Really? They’re rough on everything, and with good reason. Olive Garden, Red Lobster, Pizza Hut, et. al., are factories that spit out lowest-common-denominator food for the masses.
Lesson: make your lasagna at home, with a watchful grandmother at your side.
(pictured above: Rosa’s Pizza owner Mason Wartman standing in front of gifted $1 post-it pizza coupons. photo credit: Mason Wartman via People.com)
Philadelphia has a very special joint called Rosa’s Pizza & Grill where patrons can purchase slices of pizza for homeless people for $1. To date, the restaurant has given away more than 10,000 slices of pizza. And some of the restaurant’s regulars have been able to pull themselves out of poverty to find work and a place to live.
(Author note: the pizza place may be in Philly, but the owner is from New York and understands how good pizza is made.) 😉
The Washington Post has a WonkBlog piece up about K cups and coffee pods killing Americans’ love of coffee. From the post:
Coffee pods, however, are incredibly efficient by comparison. People tend not to make more than they will actually drink—or, at least, first intended to drink.
“People used to make a pot of coffee. Now they make a cup,” Pedro Gavina, the owner of Vernon, California-based roaster Gavina & Sons, told Reuters. “Right there we’re losing the sink as a consumer.”
They are also cutting down on the number of beans used per cup, because they tend to be less caffeinated.
There’s certainly some truth in this article, but I am (and always will be) a full-on auto-drip guy. here’s why:
- Used coffee grounds are excellent for compost (read more)
- Doing auto drip or French press means you can adjust the strength/amount yourself
- Supporting local coffee artisans who aren’t in the K cup business
- Less waste than with K cups or coffee pods
On that last bullet, The Atlantic has a post up that eviscerates K cups and our disposable lifestyle:
Last year, Keurig Green Mountain pledged to create a fully recyclable version of its blockbuster product, the K-Cup, by 2020. Last month the company’s annual sustainability report reaffirmed that vow.
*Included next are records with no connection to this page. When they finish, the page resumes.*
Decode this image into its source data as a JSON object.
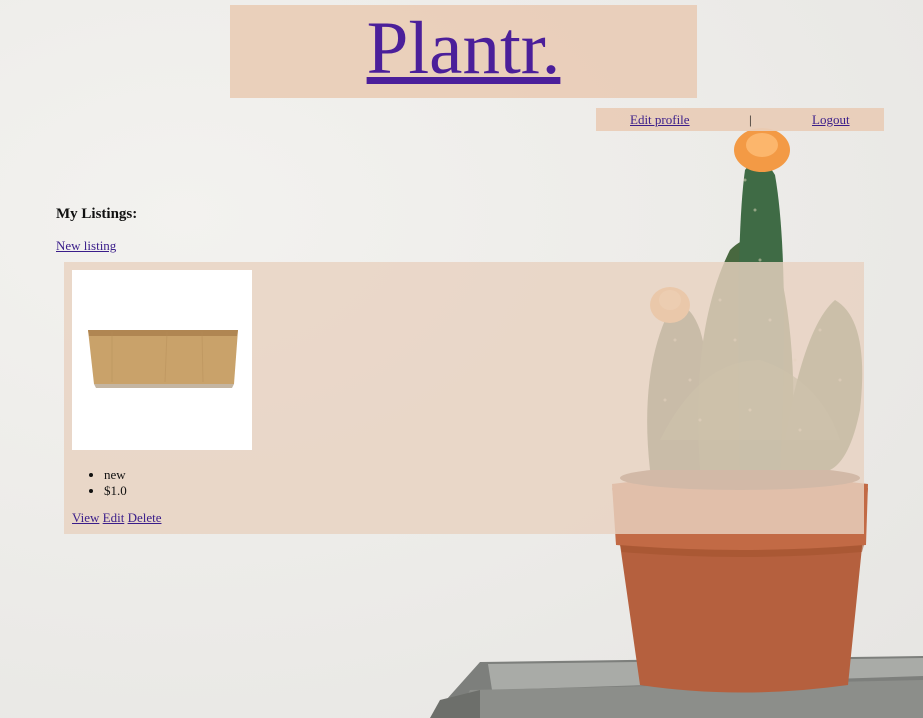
{
  "header": {
    "logo": "Plantr."
  },
  "nav": {
    "edit_profile": "Edit profile",
    "separator": "|",
    "logout": "Logout"
  },
  "main": {
    "title": "My Listings:",
    "new_listing": "New listing",
    "listings": [
      {
        "details": [
          "new",
          "$1.0"
        ],
        "actions": {
          "view": "View",
          "edit": "Edit",
          "delete": "Delete"
        }
      }
    ]
  },
  "colors": {
    "header_bg": "#e9ceb8",
    "card_bg": "#e8d2c1",
    "link": "#3a1d8a",
    "logo": "#4b1f9a"
  }
}
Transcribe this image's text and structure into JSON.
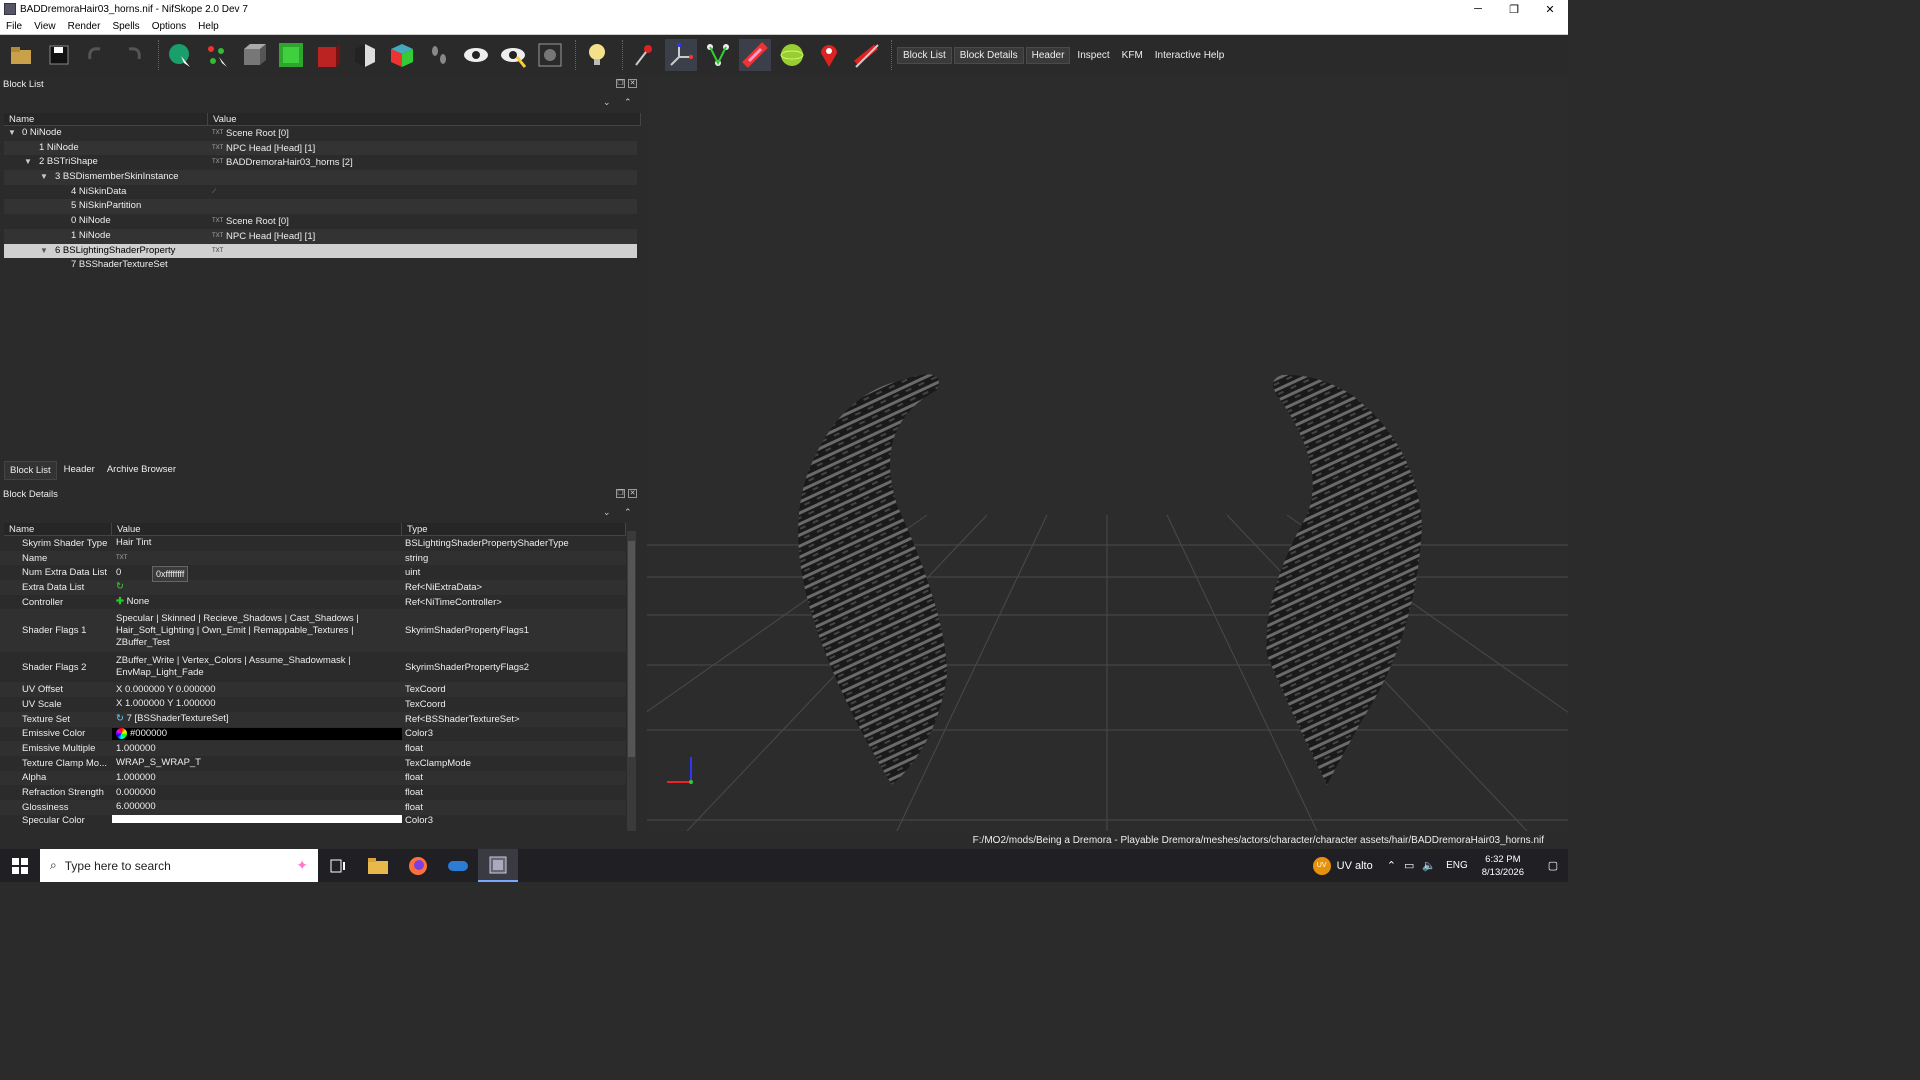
{
  "window": {
    "title": "BADDremoraHair03_horns.nif - NifSkope 2.0 Dev 7",
    "minimize": "─",
    "restore": "❐",
    "close": "✕"
  },
  "menu": [
    "File",
    "View",
    "Render",
    "Spells",
    "Options",
    "Help"
  ],
  "toolbar_text": [
    "Block List",
    "Block Details",
    "Header",
    "Inspect",
    "KFM",
    "Interactive Help"
  ],
  "block_list": {
    "title": "Block List",
    "cols": [
      "Name",
      "Value"
    ],
    "rows": [
      {
        "name": "0 NiNode",
        "value": "Scene Root [0]"
      },
      {
        "name": "1 NiNode",
        "value": "NPC Head [Head] [1]"
      },
      {
        "name": "2 BSTriShape",
        "value": "BADDremoraHair03_horns [2]"
      },
      {
        "name": "3 BSDismemberSkinInstance",
        "value": ""
      },
      {
        "name": "4 NiSkinData",
        "value": ""
      },
      {
        "name": "5 NiSkinPartition",
        "value": ""
      },
      {
        "name": "0 NiNode",
        "value": "Scene Root [0]"
      },
      {
        "name": "1 NiNode",
        "value": "NPC Head [Head] [1]"
      },
      {
        "name": "6 BSLightingShaderProperty",
        "value": ""
      },
      {
        "name": "7 BSShaderTextureSet",
        "value": ""
      }
    ]
  },
  "bottom_tabs": [
    "Block List",
    "Header",
    "Archive Browser"
  ],
  "block_details": {
    "title": "Block Details",
    "cols": [
      "Name",
      "Value",
      "Type"
    ],
    "tooltip": "0xffffffff",
    "rows": [
      {
        "name": "Skyrim Shader Type",
        "value": "Hair Tint",
        "type": "BSLightingShaderPropertyShaderType"
      },
      {
        "name": "Name",
        "value": "",
        "type": "string"
      },
      {
        "name": "Num Extra Data List",
        "value": "0",
        "type": "uint"
      },
      {
        "name": "Extra Data List",
        "value": "",
        "type": "Ref<NiExtraData>"
      },
      {
        "name": "Controller",
        "value": "None",
        "type": "Ref<NiTimeController>"
      },
      {
        "name": "Shader Flags 1",
        "value": "Specular | Skinned | Recieve_Shadows | Cast_Shadows | Hair_Soft_Lighting | Own_Emit | Remappable_Textures | ZBuffer_Test",
        "type": "SkyrimShaderPropertyFlags1"
      },
      {
        "name": "Shader Flags 2",
        "value": "ZBuffer_Write | Vertex_Colors | Assume_Shadowmask | EnvMap_Light_Fade",
        "type": "SkyrimShaderPropertyFlags2"
      },
      {
        "name": "UV Offset",
        "value": "X 0.000000 Y 0.000000",
        "type": "TexCoord"
      },
      {
        "name": "UV Scale",
        "value": "X 1.000000 Y 1.000000",
        "type": "TexCoord"
      },
      {
        "name": "Texture Set",
        "value": "7 [BSShaderTextureSet]",
        "type": "Ref<BSShaderTextureSet>"
      },
      {
        "name": "Emissive Color",
        "value": "#000000",
        "type": "Color3"
      },
      {
        "name": "Emissive Multiple",
        "value": "1.000000",
        "type": "float"
      },
      {
        "name": "Texture Clamp Mo...",
        "value": "WRAP_S_WRAP_T",
        "type": "TexClampMode"
      },
      {
        "name": "Alpha",
        "value": "1.000000",
        "type": "float"
      },
      {
        "name": "Refraction Strength",
        "value": "0.000000",
        "type": "float"
      },
      {
        "name": "Glossiness",
        "value": "6.000000",
        "type": "float"
      },
      {
        "name": "Specular Color",
        "value": "",
        "type": "Color3"
      }
    ]
  },
  "status": {
    "path": "F:/MO2/mods/Being a Dremora - Playable Dremora/meshes/actors/character/character assets/hair/BADDremoraHair03_horns.nif"
  },
  "taskbar": {
    "search_placeholder": "Type here to search",
    "tray_app": "UV alto",
    "lang": "ENG",
    "time": "6:32 PM",
    "date": "8/13/2026"
  },
  "colors": {
    "emissive": "#000000",
    "specular": "#ffffff",
    "accent": "#7aa7ff"
  }
}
It’s a point that Oxender has reiterated multiple times during damage control in the wake of #KillTheKCup. But promising only five more years with this amount of waste has done little to satisfy detractors. Some say it won’t be possible, ever, to make a K-Cup that is anything short of an environmental shitstorm.
“No matter what they say about recycling, those things will never be recyclable,” Sylvan said. “The plastic is a specialized plastic made of four different layers.” The cups are made from plastic #7, a mix that is recyclable in only a handful of cities in Canada. That plastic keeps the coffee inside protected like a nuclear bunker, and it also holds up during the brewing process. A paper prototype failed to accomplish as much.
There’s also a snazzy video, entitled “Kill the K Cup,” where people get beaned by marauding K creatures. The video is sprinkled with some startling statistics of our K cup usage.
You can certainly buy a refillable insert that goes inside the Keurig machine, but to me it’s just not the same. But, if you have one of those single-serving deals, then the insert is the way to go.
The moral of the story for me is I feel very good about my Morningside Blend from San Francisco Coffee House, right here in Atlanta. All of my grounds go in my compost and feed my backyard—after they’ve fed me.